TASK TO CARRY OUT -
Entries in the following listing are to be copied exactly as they stand.

SUPPLIED DATA -
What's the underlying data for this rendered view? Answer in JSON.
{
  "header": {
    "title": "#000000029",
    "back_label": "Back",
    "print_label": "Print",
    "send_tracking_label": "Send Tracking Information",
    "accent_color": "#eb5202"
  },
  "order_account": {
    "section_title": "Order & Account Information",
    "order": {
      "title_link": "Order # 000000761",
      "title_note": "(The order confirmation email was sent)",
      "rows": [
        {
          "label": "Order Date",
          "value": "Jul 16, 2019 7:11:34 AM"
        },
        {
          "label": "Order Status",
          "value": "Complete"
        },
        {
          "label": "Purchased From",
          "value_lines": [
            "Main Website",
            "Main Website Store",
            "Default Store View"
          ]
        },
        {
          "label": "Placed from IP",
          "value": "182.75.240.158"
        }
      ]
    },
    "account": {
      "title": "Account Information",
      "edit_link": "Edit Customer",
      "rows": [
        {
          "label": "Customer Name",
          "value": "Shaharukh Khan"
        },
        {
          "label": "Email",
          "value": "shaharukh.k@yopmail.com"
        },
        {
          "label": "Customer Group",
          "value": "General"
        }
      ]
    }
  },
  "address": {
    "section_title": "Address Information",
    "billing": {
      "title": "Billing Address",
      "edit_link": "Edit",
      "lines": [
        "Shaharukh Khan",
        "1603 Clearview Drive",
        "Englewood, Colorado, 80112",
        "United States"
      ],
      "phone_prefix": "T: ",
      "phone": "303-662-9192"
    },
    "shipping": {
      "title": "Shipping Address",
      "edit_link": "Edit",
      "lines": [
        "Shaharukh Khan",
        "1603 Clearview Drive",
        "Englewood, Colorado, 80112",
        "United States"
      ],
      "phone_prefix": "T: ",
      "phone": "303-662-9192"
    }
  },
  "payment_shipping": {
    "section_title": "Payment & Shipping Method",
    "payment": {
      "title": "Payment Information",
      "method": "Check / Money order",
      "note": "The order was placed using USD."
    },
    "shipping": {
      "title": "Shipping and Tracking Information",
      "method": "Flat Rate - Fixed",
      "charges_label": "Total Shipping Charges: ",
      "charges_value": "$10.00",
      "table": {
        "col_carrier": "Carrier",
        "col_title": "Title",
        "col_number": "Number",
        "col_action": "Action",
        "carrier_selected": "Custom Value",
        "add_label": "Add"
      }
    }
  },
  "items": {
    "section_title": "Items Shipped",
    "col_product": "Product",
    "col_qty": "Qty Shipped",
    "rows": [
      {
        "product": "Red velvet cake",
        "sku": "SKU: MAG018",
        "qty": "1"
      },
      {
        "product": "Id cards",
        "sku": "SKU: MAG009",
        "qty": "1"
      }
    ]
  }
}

SOLVED PROBLEM -
What's the underlying data for this rendered view? Answer in JSON.
{
  "header": {
    "title": "#000000029",
    "back_label": "Back",
    "print_label": "Print",
    "send_tracking_label": "Send Tracking Information",
    "accent_color": "#eb5202"
  },
  "order_account": {
    "section_title": "Order & Account Information",
    "order": {
      "title_link": "Order # 000000761",
      "title_note": "(The order confirmation email was sent)",
      "rows": [
        {
          "label": "Order Date",
          "value": "Jul 16, 2019 7:11:34 AM"
        },
        {
          "label": "Order Status",
          "value": "Complete"
        },
        {
          "label": "Purchased From",
          "value_lines": [
            "Main Website",
            "Main Website Store",
            "Default Store View"
          ]
        },
        {
          "label": "Placed from IP",
          "value": "182.75.240.158"
        }
      ]
    },
    "account": {
      "title": "Account Information",
      "edit_link": "Edit Customer",
      "rows": [
        {
          "label": "Customer Name",
          "value": "Shaharukh Khan"
        },
        {
          "label": "Email",
          "value": "shaharukh.k@yopmail.com"
        },
        {
          "label": "Customer Group",
          "value": "General"
        }
      ]
    }
  },
  "address": {
    "section_title": "Address Information",
    "billing": {
      "title": "Billing Address",
      "edit_link": "Edit",
      "lines": [
        "Shaharukh Khan",
        "1603 Clearview Drive",
        "Englewood, Colorado, 80112",
        "United States"
      ],
      "phone_prefix": "T: ",
      "phone": "303-662-9192"
    },
    "shipping": {
      "title": "Shipping Address",
      "edit_link": "Edit",
      "lines": [
        "Shaharukh Khan",
        "1603 Clearview Drive",
        "Englewood, Colorado, 80112",
        "United States"
      ],
      "phone_prefix": "T: ",
      "phone": "303-662-9192"
    }
  },
  "payment_shipping": {
    "section_title": "Payment & Shipping Method",
    "payment": {
      "title": "Payment Information",
      "method": "Check / Money order",
      "note": "The order was placed using USD."
    },
    "shipping": {
      "title": "Shipping and Tracking Information",
      "method": "Flat Rate - Fixed",
      "charges_label": "Total Shipping Charges: ",
      "charges_value": "$10.00",
      "table": {
        "col_carrier": "Carrier",
        "col_title": "Title",
        "col_number": "Number",
        "col_action": "Action",
        "carrier_selected": "Custom Value",
        "add_label": "Add"
      }
    }
  },
  "items": {
    "section_title": "Items Shipped",
    "col_product": "Product",
    "col_qty": "Qty Shipped",
    "rows": [
      {
        "product": "Red velvet cake",
        "sku": "SKU: MAG018",
        "qty": "1"
      },
      {
        "product": "Id cards",
        "sku": "SKU: MAG009",
        "qty": "1"
      }
    ]
  }
}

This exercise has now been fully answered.